The State Board of Finance on Friday unanimously approved increasing the rate paid to cover the cost of Arkansas state employee health insurance premiums. Currently, the state provides coverage for about 160,000 state and public school employees along with retirees and their families.
Jake Bleed, director of the Employee Benefits Division, told board members during a hearing that the state paying 65% of the cost of health insurance premiums is not enough.
“Right now our rates don’t reflect best practices. Our rates have actually been held flat for a number of years,” Bleed said. “Those of you who work in insurance for any amount of time know that as plan costs go up, while the rates are held flat then those rates are not reflective of the actual cost of coverage being provided.”

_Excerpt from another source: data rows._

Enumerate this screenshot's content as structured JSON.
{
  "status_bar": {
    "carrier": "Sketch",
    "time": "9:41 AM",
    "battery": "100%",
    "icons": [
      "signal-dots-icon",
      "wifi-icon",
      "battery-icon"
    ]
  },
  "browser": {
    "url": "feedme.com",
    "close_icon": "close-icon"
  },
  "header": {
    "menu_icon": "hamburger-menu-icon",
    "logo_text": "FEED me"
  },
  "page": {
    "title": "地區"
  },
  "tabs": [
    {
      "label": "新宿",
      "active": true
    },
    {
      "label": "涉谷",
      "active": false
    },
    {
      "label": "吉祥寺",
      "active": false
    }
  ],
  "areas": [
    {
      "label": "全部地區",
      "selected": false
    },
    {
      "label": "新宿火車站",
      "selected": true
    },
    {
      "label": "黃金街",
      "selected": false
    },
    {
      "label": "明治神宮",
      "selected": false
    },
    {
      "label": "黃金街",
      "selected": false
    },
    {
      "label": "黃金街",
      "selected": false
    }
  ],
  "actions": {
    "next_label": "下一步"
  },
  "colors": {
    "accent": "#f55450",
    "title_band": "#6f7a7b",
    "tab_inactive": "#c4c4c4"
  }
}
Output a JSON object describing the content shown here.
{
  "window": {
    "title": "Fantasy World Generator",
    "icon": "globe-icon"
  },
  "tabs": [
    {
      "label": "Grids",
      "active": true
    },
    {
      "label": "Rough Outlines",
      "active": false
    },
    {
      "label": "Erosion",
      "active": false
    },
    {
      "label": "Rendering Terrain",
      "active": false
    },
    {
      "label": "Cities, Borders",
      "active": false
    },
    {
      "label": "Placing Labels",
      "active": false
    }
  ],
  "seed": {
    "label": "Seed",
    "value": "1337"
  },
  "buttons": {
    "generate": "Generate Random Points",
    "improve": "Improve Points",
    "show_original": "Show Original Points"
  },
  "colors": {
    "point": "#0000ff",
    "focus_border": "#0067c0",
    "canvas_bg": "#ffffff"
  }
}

Arkansas doesn’t have any way to raise rates without legislative approval and that is part of the reason the state’s contributions have stayed flat, Bleed explained.
According to a memo from the Employee Benefits Division, if Arkansas keeps the rate at 65%, the state’s health insurance plan for public school employees will begin deficit spending by 2025 and run out of its reserves by 2028.
Larry Walther, the state’s chief fiscal officer, said it was important to find a solution.
“Obviously, this is an important part of the strategy the state uses to recruit people seeking to be employed with the state,” Walther said. “It is needed to maintain [the state’s] workforce. It is an important part of our benefits package.”
Milliman, Inc, a risk management consulting firm based in Seattle, Washington, recommended the state needs to pay 80% of the cost of premiums for employee health insurance plans. Bleed told the board the 15% increase would still keep Arkansas’ contribution rate below surrounding states, with some of them paying up to 90%. Currently, Arkansas pays the lowest rate into employee health insurance plans among surrounding states, according to the memo.
Bleed said to implement the increase to 80%, it would have to be done over a few years.
In the memo, Bleed wrote employees are unlikely to see dramatic changes in their premium rates, under this proposal. The memo says many employees will see a decrease, while retirees under 65 are likely to see increases in their premiums.
The proposed rate increase still needs approval from the Arkansas Legislature and Gov. Asa Hutchinson to take effect.